┌─ Given entries
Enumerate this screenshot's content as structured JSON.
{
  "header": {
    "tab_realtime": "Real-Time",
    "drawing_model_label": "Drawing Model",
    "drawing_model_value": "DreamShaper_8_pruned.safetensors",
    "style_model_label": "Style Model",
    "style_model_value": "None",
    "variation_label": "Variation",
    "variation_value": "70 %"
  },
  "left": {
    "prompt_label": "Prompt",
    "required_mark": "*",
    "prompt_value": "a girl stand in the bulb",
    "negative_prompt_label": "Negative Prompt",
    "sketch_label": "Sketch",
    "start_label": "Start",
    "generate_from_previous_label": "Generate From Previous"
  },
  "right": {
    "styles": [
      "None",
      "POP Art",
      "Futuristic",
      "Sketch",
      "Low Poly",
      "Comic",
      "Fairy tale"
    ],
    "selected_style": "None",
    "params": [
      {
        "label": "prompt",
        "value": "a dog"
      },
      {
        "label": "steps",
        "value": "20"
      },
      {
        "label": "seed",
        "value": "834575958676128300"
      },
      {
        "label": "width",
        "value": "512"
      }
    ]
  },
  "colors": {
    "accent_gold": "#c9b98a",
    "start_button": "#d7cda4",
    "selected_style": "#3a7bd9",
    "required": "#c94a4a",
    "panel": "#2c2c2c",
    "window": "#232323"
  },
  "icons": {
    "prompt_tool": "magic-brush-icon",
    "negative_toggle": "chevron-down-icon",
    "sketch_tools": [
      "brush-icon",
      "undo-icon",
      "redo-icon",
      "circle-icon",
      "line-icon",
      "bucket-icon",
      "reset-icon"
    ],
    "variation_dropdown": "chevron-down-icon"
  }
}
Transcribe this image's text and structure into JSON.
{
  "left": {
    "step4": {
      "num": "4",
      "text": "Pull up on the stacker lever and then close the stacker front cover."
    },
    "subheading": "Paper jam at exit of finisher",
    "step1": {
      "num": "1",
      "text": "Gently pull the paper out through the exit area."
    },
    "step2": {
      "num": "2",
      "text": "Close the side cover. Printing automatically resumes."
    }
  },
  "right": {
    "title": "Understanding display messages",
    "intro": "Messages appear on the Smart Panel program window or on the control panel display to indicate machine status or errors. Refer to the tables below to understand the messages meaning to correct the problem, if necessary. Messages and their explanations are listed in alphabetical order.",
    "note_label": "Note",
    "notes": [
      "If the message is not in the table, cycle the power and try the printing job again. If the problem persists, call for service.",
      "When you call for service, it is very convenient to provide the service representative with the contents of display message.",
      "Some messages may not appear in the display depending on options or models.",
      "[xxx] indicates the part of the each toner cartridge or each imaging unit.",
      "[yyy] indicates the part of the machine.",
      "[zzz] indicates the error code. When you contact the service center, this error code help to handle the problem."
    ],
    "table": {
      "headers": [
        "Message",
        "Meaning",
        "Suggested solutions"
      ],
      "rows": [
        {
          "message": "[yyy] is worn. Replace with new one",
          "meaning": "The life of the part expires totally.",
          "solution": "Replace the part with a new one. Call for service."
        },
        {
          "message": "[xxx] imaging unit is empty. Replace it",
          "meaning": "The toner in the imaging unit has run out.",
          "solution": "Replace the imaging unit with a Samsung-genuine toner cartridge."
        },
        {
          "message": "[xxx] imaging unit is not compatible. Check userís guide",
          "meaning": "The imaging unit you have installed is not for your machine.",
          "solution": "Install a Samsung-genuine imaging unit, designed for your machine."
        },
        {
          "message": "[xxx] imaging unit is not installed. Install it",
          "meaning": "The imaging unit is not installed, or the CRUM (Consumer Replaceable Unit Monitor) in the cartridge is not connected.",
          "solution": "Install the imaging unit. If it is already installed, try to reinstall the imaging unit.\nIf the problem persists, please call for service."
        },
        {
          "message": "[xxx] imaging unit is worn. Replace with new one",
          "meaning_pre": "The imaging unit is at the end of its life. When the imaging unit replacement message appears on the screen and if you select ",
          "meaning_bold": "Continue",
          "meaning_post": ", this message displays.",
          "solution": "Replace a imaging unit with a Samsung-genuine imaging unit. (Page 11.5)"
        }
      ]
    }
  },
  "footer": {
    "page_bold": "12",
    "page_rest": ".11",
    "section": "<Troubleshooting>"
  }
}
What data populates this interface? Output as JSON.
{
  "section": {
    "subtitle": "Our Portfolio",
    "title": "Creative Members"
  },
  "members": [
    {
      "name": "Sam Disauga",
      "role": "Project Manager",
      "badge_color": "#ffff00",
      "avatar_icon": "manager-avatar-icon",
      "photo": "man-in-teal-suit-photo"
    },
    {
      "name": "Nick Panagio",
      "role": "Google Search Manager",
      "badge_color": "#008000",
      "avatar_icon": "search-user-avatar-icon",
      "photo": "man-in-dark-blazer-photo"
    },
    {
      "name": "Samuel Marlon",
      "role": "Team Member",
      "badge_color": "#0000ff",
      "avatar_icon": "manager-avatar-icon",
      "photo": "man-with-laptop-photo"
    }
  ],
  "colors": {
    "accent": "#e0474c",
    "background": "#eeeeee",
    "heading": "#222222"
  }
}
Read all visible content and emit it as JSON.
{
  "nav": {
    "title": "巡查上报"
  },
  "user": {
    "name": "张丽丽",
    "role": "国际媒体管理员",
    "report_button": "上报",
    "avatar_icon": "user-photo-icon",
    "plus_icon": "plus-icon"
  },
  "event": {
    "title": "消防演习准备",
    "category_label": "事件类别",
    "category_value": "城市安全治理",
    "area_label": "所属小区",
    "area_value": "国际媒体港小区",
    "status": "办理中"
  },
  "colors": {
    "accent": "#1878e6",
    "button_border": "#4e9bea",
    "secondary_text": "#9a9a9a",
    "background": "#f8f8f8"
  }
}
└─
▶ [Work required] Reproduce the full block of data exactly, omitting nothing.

▶ [Answer for this exercise]
Enumerate this screenshot's content as structured JSON.
{
  "header": {
    "tab_realtime": "Real-Time",
    "drawing_model_label": "Drawing Model",
    "drawing_model_value": "DreamShaper_8_pruned.safetensors",
    "style_model_label": "Style Model",
    "style_model_value": "None",
    "variation_label": "Variation",
    "variation_value": "70 %"
  },
  "left": {
    "prompt_label": "Prompt",
    "required_mark": "*",
    "prompt_value": "a girl stand in the bulb",
    "negative_prompt_label": "Negative Prompt",
    "sketch_label": "Sketch",
    "start_label": "Start",
    "generate_from_previous_label": "Generate From Previous"
  },
  "right": {
    "styles": [
      "None",
      "POP Art",
      "Futuristic",
      "Sketch",
      "Low Poly",
      "Comic",
      "Fairy tale"
    ],
    "selected_style": "None",
    "params": [
      {
        "label": "prompt",
        "value": "a dog"
      },
      {
        "label": "steps",
        "value": "20"
      },
      {
        "label": "seed",
        "value": "834575958676128300"
      },
      {
        "label": "width",
        "value": "512"
      }
    ]
  },
  "colors": {
    "accent_gold": "#c9b98a",
    "start_button": "#d7cda4",
    "selected_style": "#3a7bd9",
    "required": "#c94a4a",
    "panel": "#2c2c2c",
    "window": "#232323"
  },
  "icons": {
    "prompt_tool": "magic-brush-icon",
    "negative_toggle": "chevron-down-icon",
    "sketch_tools": [
      "brush-icon",
      "undo-icon",
      "redo-icon",
      "circle-icon",
      "line-icon",
      "bucket-icon",
      "reset-icon"
    ],
    "variation_dropdown": "chevron-down-icon"
  }
}
Transcribe this image's text and structure into JSON.
{
  "left": {
    "step4": {
      "num": "4",
      "text": "Pull up on the stacker lever and then close the stacker front cover."
    },
    "subheading": "Paper jam at exit of finisher",
    "step1": {
      "num": "1",
      "text": "Gently pull the paper out through the exit area."
    },
    "step2": {
      "num": "2",
      "text": "Close the side cover. Printing automatically resumes."
    }
  },
  "right": {
    "title": "Understanding display messages",
    "intro": "Messages appear on the Smart Panel program window or on the control panel display to indicate machine status or errors. Refer to the tables below to understand the messages meaning to correct the problem, if necessary. Messages and their explanations are listed in alphabetical order.",
    "note_label": "Note",
    "notes": [
      "If the message is not in the table, cycle the power and try the printing job again. If the problem persists, call for service.",
      "When you call for service, it is very convenient to provide the service representative with the contents of display message.",
      "Some messages may not appear in the display depending on options or models.",
      "[xxx] indicates the part of the each toner cartridge or each imaging unit.",
      "[yyy] indicates the part of the machine.",
      "[zzz] indicates the error code. When you contact the service center, this error code help to handle the problem."
    ],
    "table": {
      "headers": [
        "Message",
        "Meaning",
        "Suggested solutions"
      ],
      "rows": [
        {
          "message": "[yyy] is worn. Replace with new one",
          "meaning": "The life of the part expires totally.",
          "solution": "Replace the part with a new one. Call for service."
        },
        {
          "message": "[xxx] imaging unit is empty. Replace it",
          "meaning": "The toner in the imaging unit has run out.",
          "solution": "Replace the imaging unit with a Samsung-genuine toner cartridge."
        },
        {
          "message": "[xxx] imaging unit is not compatible. Check userís guide",
          "meaning": "The imaging unit you have installed is not for your machine.",
          "solution": "Install a Samsung-genuine imaging unit, designed for your machine."
        },
        {
          "message": "[xxx] imaging unit is not installed. Install it",
          "meaning": "The imaging unit is not installed, or the CRUM (Consumer Replaceable Unit Monitor) in the cartridge is not connected.",
          "solution": "Install the imaging unit. If it is already installed, try to reinstall the imaging unit.\nIf the problem persists, please call for service."
        },
        {
          "message": "[xxx] imaging unit is worn. Replace with new one",
          "meaning_pre": "The imaging unit is at the end of its life. When the imaging unit replacement message appears on the screen and if you select ",
          "meaning_bold": "Continue",
          "meaning_post": ", this message displays.",
          "solution": "Replace a imaging unit with a Samsung-genuine imaging unit. (Page 11.5)"
        }
      ]
    }
  },
  "footer": {
    "page_bold": "12",
    "page_rest": ".11",
    "section": "<Troubleshooting>"
  }
}
What data populates this interface? Output as JSON.
{
  "section": {
    "subtitle": "Our Portfolio",
    "title": "Creative Members"
  },
  "members": [
    {
      "name": "Sam Disauga",
      "role": "Project Manager",
      "badge_color": "#ffff00",
      "avatar_icon": "manager-avatar-icon",
      "photo": "man-in-teal-suit-photo"
    },
    {
      "name": "Nick Panagio",
      "role": "Google Search Manager",
      "badge_color": "#008000",
      "avatar_icon": "search-user-avatar-icon",
      "photo": "man-in-dark-blazer-photo"
    },
    {
      "name": "Samuel Marlon",
      "role": "Team Member",
      "badge_color": "#0000ff",
      "avatar_icon": "manager-avatar-icon",
      "photo": "man-with-laptop-photo"
    }
  ],
  "colors": {
    "accent": "#e0474c",
    "background": "#eeeeee",
    "heading": "#222222"
  }
}
Read all visible content and emit it as JSON.
{
  "nav": {
    "title": "巡查上报"
  },
  "user": {
    "name": "张丽丽",
    "role": "国际媒体管理员",
    "report_button": "上报",
    "avatar_icon": "user-photo-icon",
    "plus_icon": "plus-icon"
  },
  "event": {
    "title": "消防演习准备",
    "category_label": "事件类别",
    "category_value": "城市安全治理",
    "area_label": "所属小区",
    "area_value": "国际媒体港小区",
    "status": "办理中"
  },
  "colors": {
    "accent": "#1878e6",
    "button_border": "#4e9bea",
    "secondary_text": "#9a9a9a",
    "background": "#f8f8f8"
  }
}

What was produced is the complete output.